Problem details:
Every record below must come back exactly as written, with the images dropped.

(Items from a dataset)
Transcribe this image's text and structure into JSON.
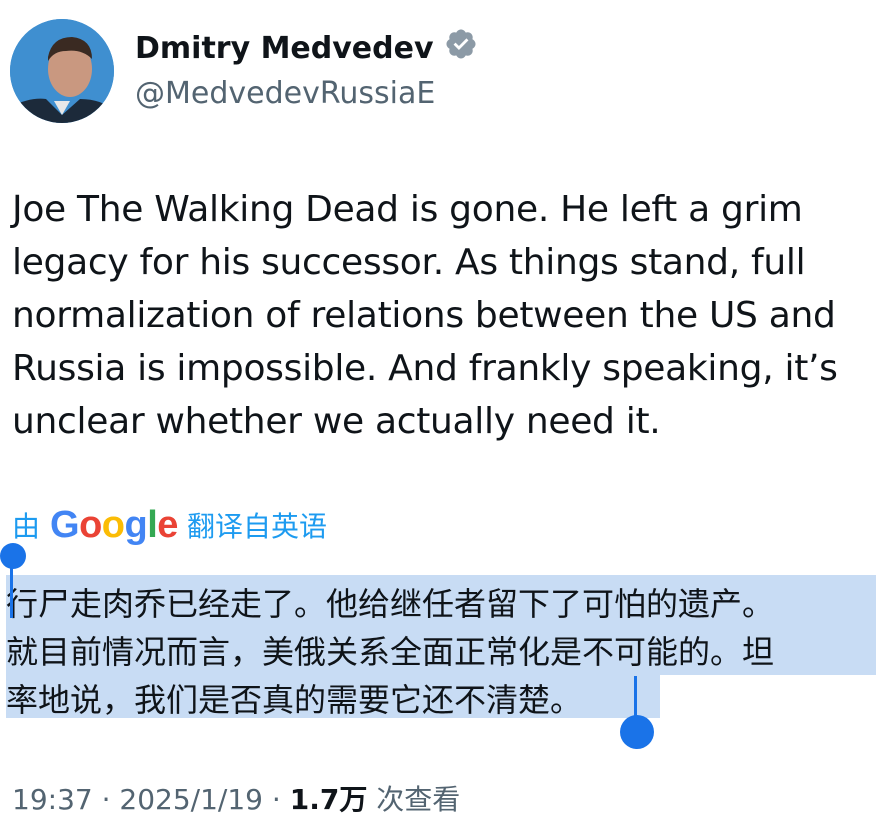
{
  "author": {
    "display_name": "Dmitry Medvedev",
    "handle": "@MedvedevRussiaE",
    "verified_icon": "verified-badge-icon"
  },
  "tweet": {
    "lines": [
      "Joe The Walking Dead is gone. He left a grim",
      "legacy for his successor. As things stand, full",
      "normalization of relations between the US and",
      "Russia is impossible. And frankly speaking, it’s",
      "unclear whether we actually need it."
    ]
  },
  "translation": {
    "prefix": "由",
    "provider": "Google",
    "suffix": "翻译自英语",
    "lines": [
      "行尸走肉乔已经走了。他给继任者留下了可怕的遗产。",
      "就目前情况而言，美俄关系全面正常化是不可能的。坦",
      "率地说，我们是否真的需要它还不清楚。"
    ]
  },
  "meta": {
    "time": "19:37",
    "sep1": "·",
    "date": "2025/1/19",
    "sep2": "·",
    "views_count": "1.7万",
    "views_label": "次查看"
  },
  "colors": {
    "link_blue": "#1d9bf0",
    "selection": "#c8dcf4",
    "handle_blue": "#1a73e8",
    "secondary_text": "#536471"
  }
}
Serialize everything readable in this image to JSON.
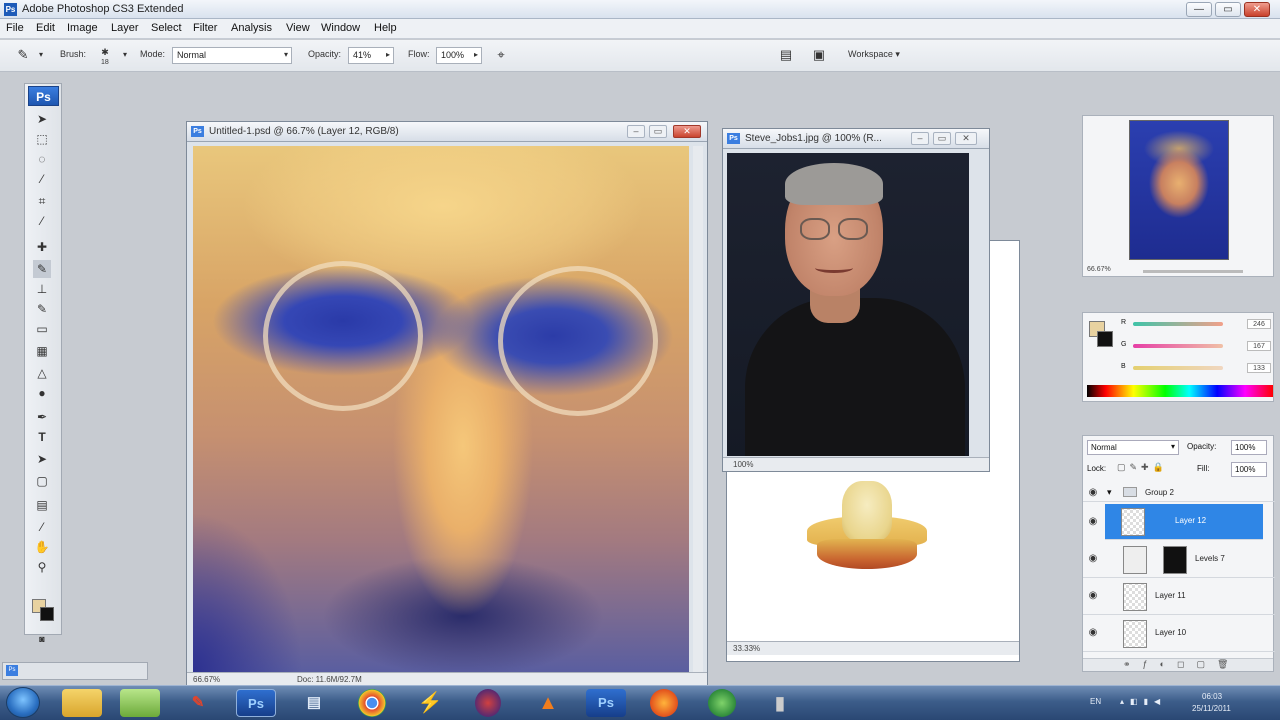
{
  "app": {
    "title": "Adobe Photoshop CS3 Extended",
    "logo": "Ps"
  },
  "window_controls": {
    "minimize": "—",
    "maximize": "▭",
    "close": "✕"
  },
  "menu": [
    "File",
    "Edit",
    "Image",
    "Layer",
    "Select",
    "Filter",
    "Analysis",
    "View",
    "Window",
    "Help"
  ],
  "options_bar": {
    "brush_label": "Brush:",
    "brush_size": "18",
    "mode_label": "Mode:",
    "mode_value": "Normal",
    "opacity_label": "Opacity:",
    "opacity_value": "41%",
    "flow_label": "Flow:",
    "flow_value": "100%",
    "workspace_label": "Workspace ▾"
  },
  "doc_main": {
    "title": "Untitled-1.psd @ 66.7% (Layer 12, RGB/8)",
    "zoom": "66.67%",
    "doc_info": "Doc: 11.6M/92.7M"
  },
  "doc_ref": {
    "title": "Steve_Jobs1.jpg @ 100% (R...",
    "zoom": "100%"
  },
  "doc_apple": {
    "zoom": "33.33%"
  },
  "navigator": {
    "zoom": "66.67%"
  },
  "color_panel": {
    "r_label": "R",
    "g_label": "G",
    "b_label": "B",
    "r_value": "246",
    "g_value": "167",
    "b_value": "133"
  },
  "layers_panel": {
    "blend_mode": "Normal",
    "opacity_label": "Opacity:",
    "opacity_value": "100%",
    "lock_label": "Lock:",
    "fill_label": "Fill:",
    "fill_value": "100%",
    "group": "Group 2",
    "layers": [
      {
        "name": "Layer 12",
        "selected": true
      },
      {
        "name": "Levels 7",
        "selected": false
      },
      {
        "name": "Layer 11",
        "selected": false
      },
      {
        "name": "Layer 10",
        "selected": false
      }
    ]
  },
  "taskbar": {
    "apps": [
      "explorer-icon",
      "folder-icon",
      "paint-icon",
      "photoshop-icon",
      "document-icon",
      "chrome-icon",
      "flash-icon",
      "burn-icon",
      "vlc-icon",
      "photoshop-icon",
      "firefox-icon",
      "globe-icon",
      "unknown-icon"
    ],
    "ps_label": "Ps",
    "lang": "EN",
    "time": "06:03",
    "date": "25/11/2011"
  }
}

Reply:
Transcribe this image's text and structure into JSON.
{
  "author": {
    "display_name": "Dmitry Medvedev",
    "handle": "@MedvedevRussiaE",
    "verified_icon": "verified-badge-icon"
  },
  "tweet": {
    "lines": [
      "Joe The Walking Dead is gone. He left a grim",
      "legacy for his successor. As things stand, full",
      "normalization of relations between the US and",
      "Russia is impossible. And frankly speaking, it’s",
      "unclear whether we actually need it."
    ]
  },
  "translation": {
    "prefix": "由",
    "provider": "Google",
    "suffix": "翻译自英语",
    "lines": [
      "行尸走肉乔已经走了。他给继任者留下了可怕的遗产。",
      "就目前情况而言，美俄关系全面正常化是不可能的。坦",
      "率地说，我们是否真的需要它还不清楚。"
    ]
  },
  "meta": {
    "time": "19:37",
    "sep1": "·",
    "date": "2025/1/19",
    "sep2": "·",
    "views_count": "1.7万",
    "views_label": "次查看"
  },
  "colors": {
    "link_blue": "#1d9bf0",
    "selection": "#c8dcf4",
    "handle_blue": "#1a73e8",
    "secondary_text": "#536471"
  }
}
Serialize everything readable in this image to JSON.
{
  "app": {
    "title": "Adobe Photoshop CS3 Extended",
    "logo": "Ps"
  },
  "window_controls": {
    "minimize": "—",
    "maximize": "▭",
    "close": "✕"
  },
  "menu": [
    "File",
    "Edit",
    "Image",
    "Layer",
    "Select",
    "Filter",
    "Analysis",
    "View",
    "Window",
    "Help"
  ],
  "options_bar": {
    "brush_label": "Brush:",
    "brush_size": "18",
    "mode_label": "Mode:",
    "mode_value": "Normal",
    "opacity_label": "Opacity:",
    "opacity_value": "41%",
    "flow_label": "Flow:",
    "flow_value": "100%",
    "workspace_label": "Workspace ▾"
  },
  "doc_main": {
    "title": "Untitled-1.psd @ 66.7% (Layer 12, RGB/8)",
    "zoom": "66.67%",
    "doc_info": "Doc: 11.6M/92.7M"
  },
  "doc_ref": {
    "title": "Steve_Jobs1.jpg @ 100% (R...",
    "zoom": "100%"
  },
  "doc_apple": {
    "zoom": "33.33%"
  },
  "navigator": {
    "zoom": "66.67%"
  },
  "color_panel": {
    "r_label": "R",
    "g_label": "G",
    "b_label": "B",
    "r_value": "246",
    "g_value": "167",
    "b_value": "133"
  },
  "layers_panel": {
    "blend_mode": "Normal",
    "opacity_label": "Opacity:",
    "opacity_value": "100%",
    "lock_label": "Lock:",
    "fill_label": "Fill:",
    "fill_value": "100%",
    "group": "Group 2",
    "layers": [
      {
        "name": "Layer 12",
        "selected": true
      },
      {
        "name": "Levels 7",
        "selected": false
      },
      {
        "name": "Layer 11",
        "selected": false
      },
      {
        "name": "Layer 10",
        "selected": false
      }
    ]
  },
  "taskbar": {
    "apps": [
      "explorer-icon",
      "folder-icon",
      "paint-icon",
      "photoshop-icon",
      "document-icon",
      "chrome-icon",
      "flash-icon",
      "burn-icon",
      "vlc-icon",
      "photoshop-icon",
      "firefox-icon",
      "globe-icon",
      "unknown-icon"
    ],
    "ps_label": "Ps",
    "lang": "EN",
    "time": "06:03",
    "date": "25/11/2011"
  }
}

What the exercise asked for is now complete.